Reparations Sought by Deportees

Unknown to most Americans, more than a million Mexican Americans in the United States were illegally deported to Mexico in the 1930s. Steven Ruiz, Mexican American Legal Defense Fund (MALDF) attorney, made a presentation to NCRR members at the November general meeting. He recounted the history of racism against Mexican Americans that resulted in the current demand for a study commission and possible reparations for those whose civil and constitutional rights were violated.

A decade before the incarceration of almost 120,000 Japanese Americans in internment camps, 12,668 Los Angeles Mexican Americans were coerced onto trains and transported to Mexico in a campaign coordinated by the INS and local law enforcement agencies. Fueled by racism and the economic hardships of the Depression, Mexican Americans were suddenly “an immigration problem” in California, Michigan and many other states. More than 60% of those that were deported were American citizens and the vast majority of the others were legal United States residents. Like the Japanese Americans they lost everything and suffered extreme hardships in Mexico.

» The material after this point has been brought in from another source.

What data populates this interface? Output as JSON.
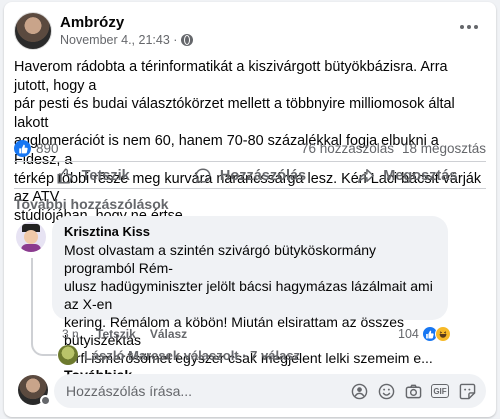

After learning about the deportees, California State Senator Joseph L. Dunn conducted a Senate fact-finding hearing in 2003; in 2004 he sponsored bills to 1) create a study commission and 2) to extend the statute of limitations for victims wishing to file claims for damages. Both bills passed the California legislature but, unfortunately, Governor Arnold Schwarzenegger vetoed both bills. U.S. Representative Hilda Solis is now writing legislation to establish a federal study commission. Attorney Ruiz promises to keep NCRR informed as the campaign for Mexican reparations develops.